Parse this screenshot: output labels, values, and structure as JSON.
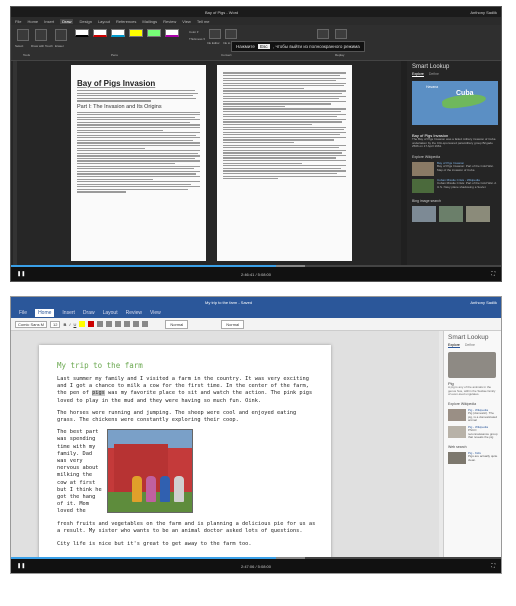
{
  "video1": {
    "titlebar": {
      "title": "Bay of Pigs - Word",
      "user": "Anthony Sadlik",
      "window_controls": "— ☐ ✕"
    },
    "menu": [
      "File",
      "Home",
      "Insert",
      "Draw",
      "Design",
      "Layout",
      "References",
      "Mailings",
      "Review",
      "View",
      "Tell me"
    ],
    "menu_active_index": 3,
    "ribbon": {
      "tools": [
        "Select",
        "Draw with Touch",
        "Eraser"
      ],
      "pens_group": "Pens",
      "convert": [
        "Color ▾",
        "Thickness ▾"
      ],
      "right_tools": [
        "Ink Editor",
        "Ink to Shape",
        "Ink to Math",
        "Replay"
      ],
      "group_labels": [
        "Tools",
        "Convert",
        "Replay"
      ]
    },
    "toast": {
      "before": "Нажмите",
      "key": "Esc",
      "after": ", чтобы выйти из полноэкранного режима"
    },
    "doc": {
      "title": "Bay of Pigs Invasion",
      "heading": "Part I: The Invasion and Its Origins"
    },
    "smart_lookup": {
      "title": "Smart Lookup",
      "tabs": [
        "Explore",
        "Define"
      ],
      "map_labels": {
        "country": "Cuba",
        "city": "Havana"
      },
      "result_title": "Bay of Pigs Invasion",
      "result_text": "The Bay of Pigs Invasion was a failed military invasion of Cuba undertaken by the CIA-sponsored paramilitary group Brigade 2506 on 17 April 1961.",
      "explore_label": "Explore Wikipedia",
      "wiki": [
        {
          "title": "Bay of Pigs Invasion",
          "text": "Bay of Pigs Invasion: Part of the Cold War. Map of the invasion of Cuba"
        },
        {
          "title": "Cuban Missile Crisis - Wikipedia",
          "text": "Cuban Missile Crisis: Part of the Cold War. A U.S. Navy plane shadowing a Soviet"
        }
      ],
      "image_label": "Bing image search"
    },
    "player": {
      "time": "2:46:41 / 5:08:00",
      "progress": 0.54
    }
  },
  "video2": {
    "titlebar": {
      "title": "My trip to the farm - Saved",
      "user": "Anthony Sadlik"
    },
    "menu": [
      "File",
      "Home",
      "Insert",
      "Draw",
      "Layout",
      "Review",
      "View"
    ],
    "menu_active_index": 1,
    "ribbon": {
      "font": "Comic Sans M",
      "size": "12",
      "style1": "Normal",
      "style2": "Normal"
    },
    "doc": {
      "title": "My trip to the farm",
      "p1_a": "Last summer my family and I visited a farm in the country.  It was very exciting and I got a chance to milk a cow for the first time.  In the center of the farm, the pen of ",
      "p1_hl": "pigs",
      "p1_b": " was my favorite place to sit and watch the action. The pink pigs loved to play in the mud and they were having so much fun. Oink.",
      "p2": "The horses were running and jumping.  The sheep were cool and enjoyed eating grass.  The chickens were constantly exploring their coop.",
      "p3_wrap": "The best part was spending time with my family.  Dad was very nervous about milking the cow at first but I think he got the hang of it.  Mom loved the",
      "p3_rest": "fresh fruits and vegetables on the farm and is planning a delicious pie for us as a result.  My sister who wants to be an animal doctor asked lots of questions.",
      "p4": "City life is nice but it's great to get away to the farm too."
    },
    "smart_lookup": {
      "title": "Smart Lookup",
      "tabs": [
        "Explore",
        "Define"
      ],
      "result_title": "Pig",
      "result_text": "A pig is any of the animals in the genus Sus, within the Suidae family of even-toed ungulates.",
      "explore_label": "Explore Wikipedia",
      "wiki": [
        {
          "title": "Pig - Wikipedia",
          "text": "Pig (domestic). The pig, is a domesticated animal"
        },
        {
          "title": "Pig - Wikipedia",
          "text": "PSCO reconnaissance group that reveals the pig"
        }
      ],
      "web_label": "Web search",
      "web": [
        {
          "title": "Pig - Kids",
          "text": "Pigs are actually quite clean."
        }
      ]
    },
    "player": {
      "time": "2:47:06 / 5:08:00",
      "progress": 0.54
    }
  },
  "colors": {
    "word_blue": "#2b579a",
    "progress": "#3aa0e8",
    "title_green": "#6aa84f"
  }
}
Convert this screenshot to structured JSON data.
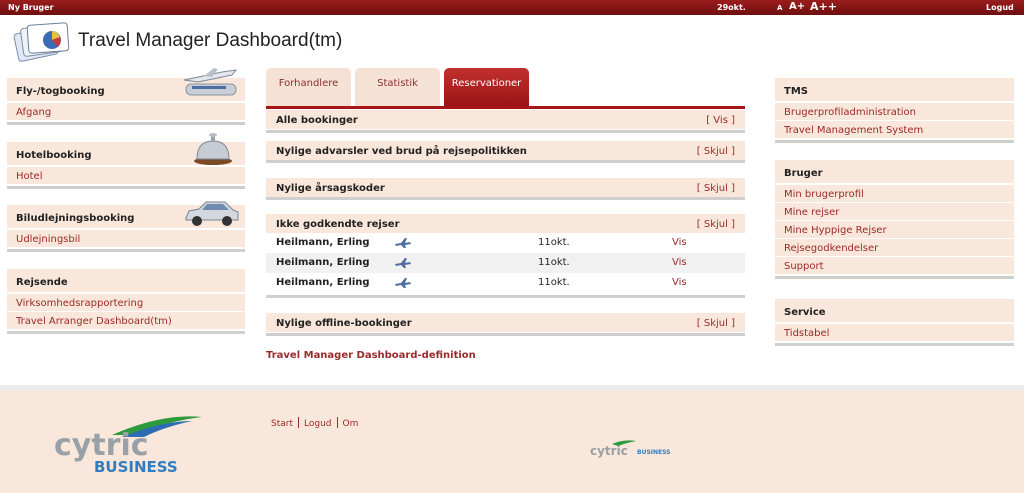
{
  "topbar": {
    "new_user": "Ny  Bruger",
    "date": "29okt.",
    "font_small": "A",
    "font_medium": "A+",
    "font_large": "A++",
    "logout": "Logud"
  },
  "header": {
    "title": "Travel Manager Dashboard(tm)"
  },
  "left_sidebar": {
    "flight": {
      "title": "Fly-/togbooking",
      "items": [
        "Afgang"
      ]
    },
    "hotel": {
      "title": "Hotelbooking",
      "items": [
        "Hotel"
      ]
    },
    "car": {
      "title": "Biludlejningsbooking",
      "items": [
        "Udlejningsbil"
      ]
    },
    "traveler": {
      "title": "Rejsende",
      "items": [
        "Virksomhedsrapportering",
        "Travel Arranger Dashboard(tm)"
      ]
    }
  },
  "tabs": [
    {
      "label": "Forhandlere",
      "active": false
    },
    {
      "label": "Statistik",
      "active": false
    },
    {
      "label": "Reservationer",
      "active": true
    }
  ],
  "sections": {
    "all_bookings": {
      "title": "Alle bookinger",
      "toggle": "[ Vis ]"
    },
    "policy_warnings": {
      "title": "Nylige advarsler ved brud på rejsepolitikken",
      "toggle": "[ Skjul ]"
    },
    "reason_codes": {
      "title": "Nylige årsagskoder",
      "toggle": "[ Skjul ]"
    },
    "unapproved_trips": {
      "title": "Ikke godkendte rejser",
      "toggle": "[ Skjul ]",
      "rows": [
        {
          "name": "Heilmann, Erling",
          "icon": "airplane-icon",
          "date": "11okt.",
          "action": "Vis"
        },
        {
          "name": "Heilmann, Erling",
          "icon": "airplane-icon",
          "date": "11okt.",
          "action": "Vis"
        },
        {
          "name": "Heilmann, Erling",
          "icon": "airplane-icon",
          "date": "11okt.",
          "action": "Vis"
        }
      ]
    },
    "offline_bookings": {
      "title": "Nylige offline-bookinger",
      "toggle": "[ Skjul ]"
    }
  },
  "definition_link": "Travel Manager Dashboard-definition",
  "right_sidebar": {
    "tms": {
      "title": "TMS",
      "items": [
        "Brugerprofiladministration",
        "Travel Management System"
      ]
    },
    "user": {
      "title": "Bruger",
      "items": [
        "Min brugerprofil",
        "Mine rejser",
        "Mine Hyppige Rejser",
        "Rejsegodkendelser",
        "Support"
      ]
    },
    "service": {
      "title": "Service",
      "items": [
        "Tidstabel"
      ]
    }
  },
  "footer": {
    "links": [
      "Start",
      "Logud",
      "Om"
    ],
    "brand_name": "cytric",
    "brand_sub": "BUSINESS"
  },
  "colors": {
    "accent": "#a51717",
    "panel": "#f9e7db",
    "link": "#9b2a2a"
  }
}
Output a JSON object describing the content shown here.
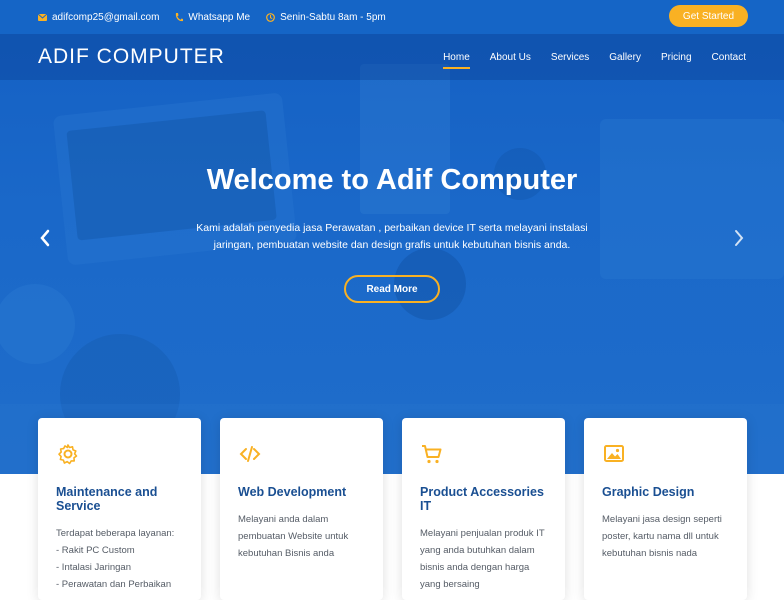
{
  "topbar": {
    "email": "adifcomp25@gmail.com",
    "whatsapp": "Whatsapp Me",
    "hours": "Senin-Sabtu 8am - 5pm",
    "cta": "Get Started"
  },
  "navbar": {
    "brand": "ADIF COMPUTER",
    "links": [
      "Home",
      "About Us",
      "Services",
      "Gallery",
      "Pricing",
      "Contact"
    ]
  },
  "hero": {
    "title": "Welcome to Adif Computer",
    "subtitle": "Kami adalah penyedia jasa Perawatan , perbaikan device IT serta melayani instalasi jaringan, pembuatan website dan design grafis untuk kebutuhan bisnis anda.",
    "button": "Read More"
  },
  "cards": [
    {
      "title": "Maintenance and Service",
      "text": "Terdapat beberapa layanan:",
      "items": [
        "- Rakit PC Custom",
        "- Intalasi Jaringan",
        "- Perawatan dan Perbaikan"
      ],
      "icon": "gear-icon"
    },
    {
      "title": "Web Development",
      "text": "Melayani anda dalam pembuatan Website untuk kebutuhan Bisnis anda",
      "icon": "code-icon"
    },
    {
      "title": "Product Accessories IT",
      "text": "Melayani penjualan produk IT yang anda butuhkan dalam bisnis anda dengan harga yang bersaing",
      "icon": "cart-icon"
    },
    {
      "title": "Graphic Design",
      "text": "Melayani jasa design seperti poster, kartu nama dll untuk kebutuhan bisnis nada",
      "icon": "image-icon"
    }
  ],
  "colors": {
    "primary": "#1565c6",
    "accent": "#f9b123",
    "heading": "#1a4f92"
  }
}
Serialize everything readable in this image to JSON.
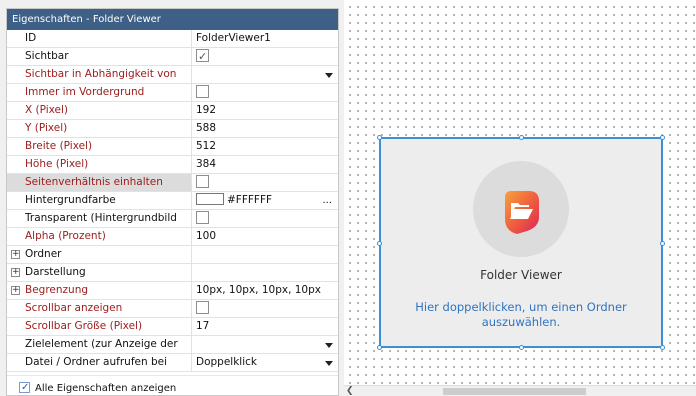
{
  "panel": {
    "title": "Eigenschaften - Folder Viewer"
  },
  "properties": [
    {
      "name": "ID",
      "value": "FolderViewer1",
      "red": false,
      "kind": "text"
    },
    {
      "name": "Sichtbar",
      "value": "",
      "red": false,
      "kind": "check",
      "checked": true
    },
    {
      "name": "Sichtbar in Abhängigkeit von",
      "value": "",
      "red": true,
      "kind": "dropdown"
    },
    {
      "name": "Immer im Vordergrund",
      "value": "",
      "red": true,
      "kind": "check",
      "checked": false
    },
    {
      "name": "X (Pixel)",
      "value": "192",
      "red": true,
      "kind": "text"
    },
    {
      "name": "Y (Pixel)",
      "value": "588",
      "red": true,
      "kind": "text"
    },
    {
      "name": "Breite (Pixel)",
      "value": "512",
      "red": true,
      "kind": "text"
    },
    {
      "name": "Höhe (Pixel)",
      "value": "384",
      "red": true,
      "kind": "text"
    },
    {
      "name": "Seitenverhältnis einhalten",
      "value": "",
      "red": true,
      "kind": "check",
      "checked": false,
      "highlight": true
    },
    {
      "name": "Hintergrundfarbe",
      "value": "#FFFFFF",
      "red": false,
      "kind": "color",
      "ellipsis": "..."
    },
    {
      "name": "Transparent (Hintergrundbild",
      "value": "",
      "red": false,
      "kind": "check",
      "checked": false
    },
    {
      "name": "Alpha (Prozent)",
      "value": "100",
      "red": true,
      "kind": "text"
    },
    {
      "name": "Ordner",
      "value": "",
      "red": false,
      "kind": "group"
    },
    {
      "name": "Darstellung",
      "value": "",
      "red": false,
      "kind": "group"
    },
    {
      "name": "Begrenzung",
      "value": "10px, 10px, 10px, 10px",
      "red": true,
      "kind": "group"
    },
    {
      "name": "Scrollbar anzeigen",
      "value": "",
      "red": true,
      "kind": "check",
      "checked": false
    },
    {
      "name": "Scrollbar Größe (Pixel)",
      "value": "17",
      "red": true,
      "kind": "text"
    },
    {
      "name": "Zielelement (zur Anzeige der",
      "value": "",
      "red": false,
      "kind": "dropdown"
    },
    {
      "name": "Datei / Ordner aufrufen bei",
      "value": "Doppelklick",
      "red": false,
      "kind": "dropdown"
    }
  ],
  "footer": {
    "show_all_label": "Alle Eigenschaften anzeigen",
    "show_all_checked": true
  },
  "widget": {
    "title": "Folder Viewer",
    "hint": "Hier doppelklicken, um einen Ordner auszuwählen."
  },
  "colors": {
    "accent": "#3a8fd8",
    "title_bar": "#3e5f86",
    "required_label": "#9b1b1b",
    "hint_text": "#2f74c0"
  },
  "icons": {
    "widget_icon": "folder-open-icon",
    "expander": "plus-icon",
    "scroll_left": "arrow-left-icon"
  }
}
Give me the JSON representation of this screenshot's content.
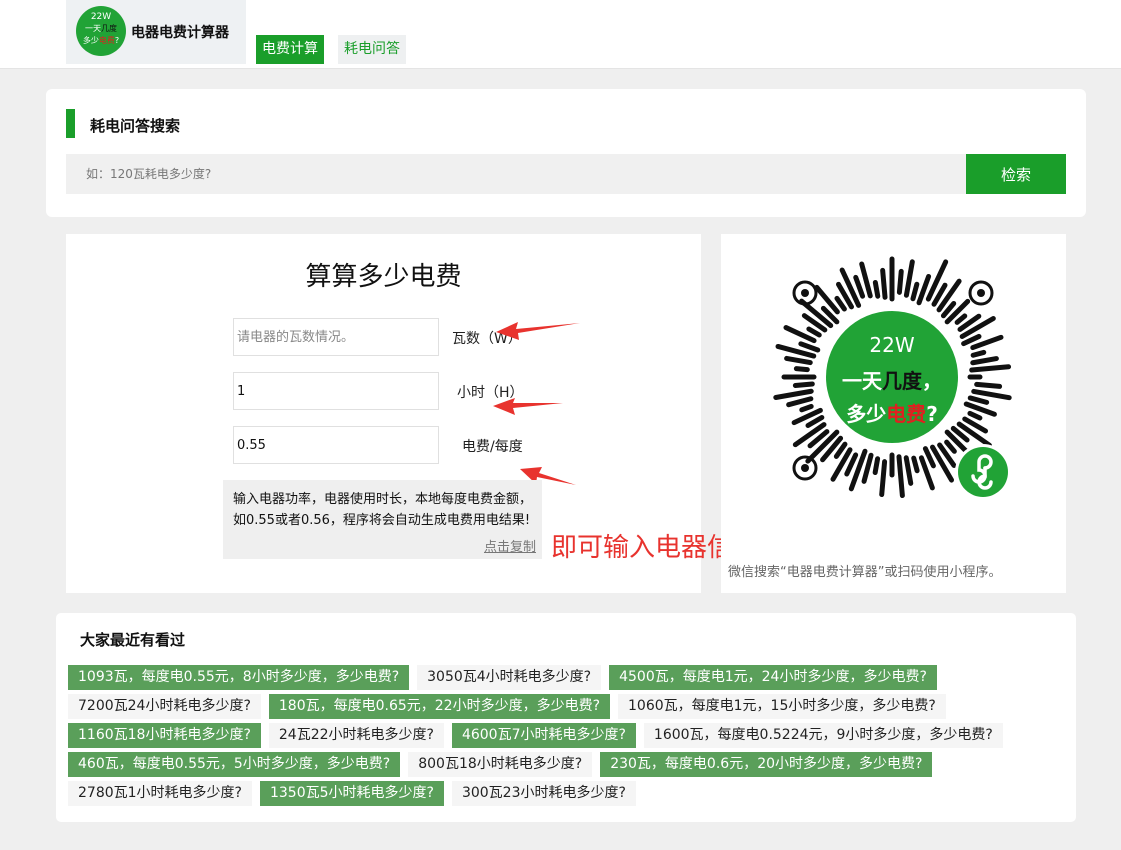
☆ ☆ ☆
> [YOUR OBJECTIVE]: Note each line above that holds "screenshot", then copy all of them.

> [SOLUTION]:
Parse this screenshot: output labels, values, and structure as JSON.
Convert this screenshot to structured JSON data.
Give me the JSON representation of this screenshot's content.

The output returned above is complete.